Andrew C. Pope

Why does St. Mary’s need an airport? You’ve got St. Simons, Brunswick, Jesup, Folkston, Waycross, Nahunta, Jacksonville Executive, Cecil (Jacksonville), Herlong (Jacksonville), Hilliard, Fernandina Beach, and Yulee all close by.

MattMD_actual
MattMD_actual

Ok, so the airport has been a trouble spot for years (decade plus?) yet NOTHING even remotely threatening has happened except issues with skydivers?

I don’t see how this is at all a priority. The Navy can go pound sand.

Andrew C. Pope
Andrew C. Pope

Alternatively, the Navy can just go back to its original position of wanting to close the airport.

After all, Camden won’t need an airport once the space travel industry starts to takes off. (pun intended)

Will Durant
Will Durant

Because the Navy does everything possible to obscure the activities and whereabouts of the boomers. They play shell games with their barns, launch dates, etc. and probably feel that say, someone doing touch and gos from the current ‘airport’ could get too much info from sideways views into their restricted airspace. Their location in the world remaining secret is still our best MAD deterrent.
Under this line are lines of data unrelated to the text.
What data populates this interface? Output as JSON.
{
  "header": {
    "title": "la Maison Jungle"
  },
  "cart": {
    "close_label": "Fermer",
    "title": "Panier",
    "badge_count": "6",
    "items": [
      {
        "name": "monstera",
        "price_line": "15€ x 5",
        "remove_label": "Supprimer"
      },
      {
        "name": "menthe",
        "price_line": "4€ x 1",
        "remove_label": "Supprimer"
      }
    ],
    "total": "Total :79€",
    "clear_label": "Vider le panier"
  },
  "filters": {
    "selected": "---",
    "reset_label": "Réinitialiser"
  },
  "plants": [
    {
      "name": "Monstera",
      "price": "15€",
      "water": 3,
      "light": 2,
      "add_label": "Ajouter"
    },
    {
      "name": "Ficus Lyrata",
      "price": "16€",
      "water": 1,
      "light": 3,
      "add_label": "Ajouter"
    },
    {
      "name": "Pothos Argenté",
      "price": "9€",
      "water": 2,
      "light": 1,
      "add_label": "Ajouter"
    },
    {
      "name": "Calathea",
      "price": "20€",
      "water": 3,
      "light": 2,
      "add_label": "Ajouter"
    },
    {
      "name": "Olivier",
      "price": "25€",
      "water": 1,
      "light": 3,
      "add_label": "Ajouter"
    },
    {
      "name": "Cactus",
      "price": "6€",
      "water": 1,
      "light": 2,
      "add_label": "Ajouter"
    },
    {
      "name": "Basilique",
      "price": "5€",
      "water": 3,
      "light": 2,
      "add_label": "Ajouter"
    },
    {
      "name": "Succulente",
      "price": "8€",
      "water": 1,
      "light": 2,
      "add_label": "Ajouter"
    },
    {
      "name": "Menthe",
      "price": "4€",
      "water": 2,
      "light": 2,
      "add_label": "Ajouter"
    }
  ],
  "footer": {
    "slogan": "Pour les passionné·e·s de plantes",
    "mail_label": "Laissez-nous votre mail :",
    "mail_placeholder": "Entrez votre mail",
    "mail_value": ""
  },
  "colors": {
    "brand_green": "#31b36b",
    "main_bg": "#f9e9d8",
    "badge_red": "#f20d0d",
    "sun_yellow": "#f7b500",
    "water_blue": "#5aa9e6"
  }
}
MattMD_actual
MattMD_actual

What are you talking about? They become obscure not too long after they are underway.

Has this ever been a problem before, even at Cold War tensions? This base has been around longer than I’ve been alive.

MattMD_actual
MattMD_actual

Also, you have to remember that the Russians and Chinese have these contraptions called satellites. I doubt any serious threat relies on “touch and go’s”.

Will Durant
Will Durant

Suffice it to say they want a larger restricted airspace. They are vulnerable when they are under tow. Georgia has benefited more than most realize since this base was converted for the Ohio-class submarines back in the mid-eighties which was ~$2Billion investment. They will not be pulling out anytime in the near future, it is unlikely we would ever see it go. They have a lot of land surrounding them already and have been good stewards of it ecologically.

Ellynn
Ellynn

The base at times closes access to the airport with little to no notice. This has become an issue to people who use the strip (my employer being one of them). They have also limited the number of vehicles that can be parked at the airstrip. The airport is used mainly by business traffic for small planes during the week. The larger Brunswick and Saint Simons strips are more aligned for commercial crafts and private jets, and a Gulfstream facility.